Finally, and most fundamental, is the transformation of productivity or value added in both public and private and welfare sectors and at individual, corporate and community levels. Without a transformation in productivity we cannot create the competitiveness we need and release resources for investment in development of both public and private sectors. Without competitiveness and investment there will be no jobs. The type of productivity growth to drive the sustainable jobs of the future can only be underpinned by constant innovation of products and processes and a coherent strategy to foster just such an environment.
THE PLAN SET OUT
Now is the time to pull these strands together into a coherent plan.
This Plan will have as its one mission a determination to get our people back to work. It will rebuild our communities around sustainable, innovating and exporting new enterprises. It will be driven by a new generation of Irish entrepreneurs supported by a new generation of thinking in public policy.
The Government has made a start on this since being given a mandate last February.

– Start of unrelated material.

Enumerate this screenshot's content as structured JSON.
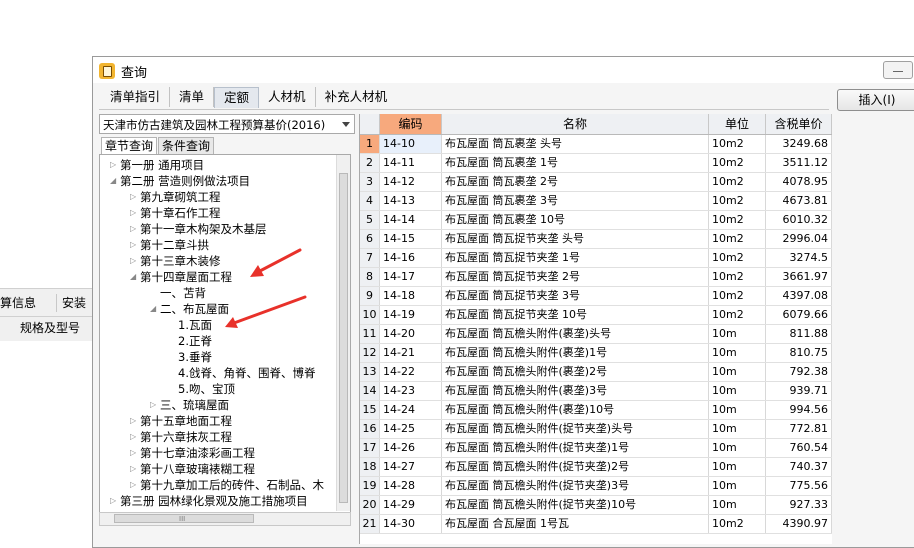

In just five months we have:
Recapitalised and resolved the structures of the two pillar banks and have advanced plans to launch a loan guarantee scheme and microfinance fund later in the year;
Launched a targeted Jobs Initiative that cut job taxes and put money in to high tech sectors of R&D like Cloud Computing;
Embarked on a comprehensive review of expenditure designed to weed out and eliminate any waste or excessive burdens from the system;
Passed reforms of the JLC system, started merging and consolidating agencies and bodies all with a view to reducing costs.
But this is just the beginning.
It is my determination having taken on the massive task of tackling the jobs crisis facing our country to now prepare a 21st century version of Economic Development, the plan that Whitaker built and that Lemass drove.
Building on the actions of the first five months in office I intend pursuing more of the policies that can help prepare the ground for this Plan in the run up to the Budget for 2012. While that Budget has stringent fiscal targets to meet it would be, I believe, a missed opportunity if we did not use that Budget to again re-orient our economy away from the failed dependencies and policies of the past and towards supporting the Innovation Revolution I’ve spoken of today.
Following on from the Budget in December I plan to publish my Economic Plan for the 21st Century in the New Year and seek to chart a course for a transformation of the economy unlike anything we have seen for 50 years or more.
Tearing down barriers, whether physical, intellectual or cultural, will be at the heart of this next phase of our development.
It is appropriate then, on a day that we talk about an Innovation Revolution that will tear down barriers to our future economic success, we look back to that foreign country that is the past. Fifty years ago today, on a visit to East Berlin Nikita Khruschev gave the go ahead to Walter Ulbricht for the building of one of the 20th Centuries most iconic of barriers – the Berlin Wall.
In an Irish context, from a very different starting place, it is time to start tearing down the walls that are holding us back.
As Whitaker wrote in Economic Development;
“Readiness to adapt to changing conditions is a sine qua non for economic success”
I view this Innovation Revolution as the beginning of a drive towards a self sustaining higher productivity economy underpinned by a pioneering skills and enterprise base.
But the Innovation Revolution is not about men and women in lab coats, though they will play their part. It is not about politicians and public servants, though they too will have a crucial role. And it is not about business people, bankers and industrialists, though they most certainly will be at the heart of the change that I want to see in our economic future.
The Innovation Revolution is about our people, our communities and our children’s future. It is about leading rather than following so that we are masters of our own destiny. It is about Irish people realising their full potential in their own land and creating a future for their children to grow up in and their parents to grow old in.
To paraphrase O’Casey, I believe that the time is rotten ripe for this type of revolution.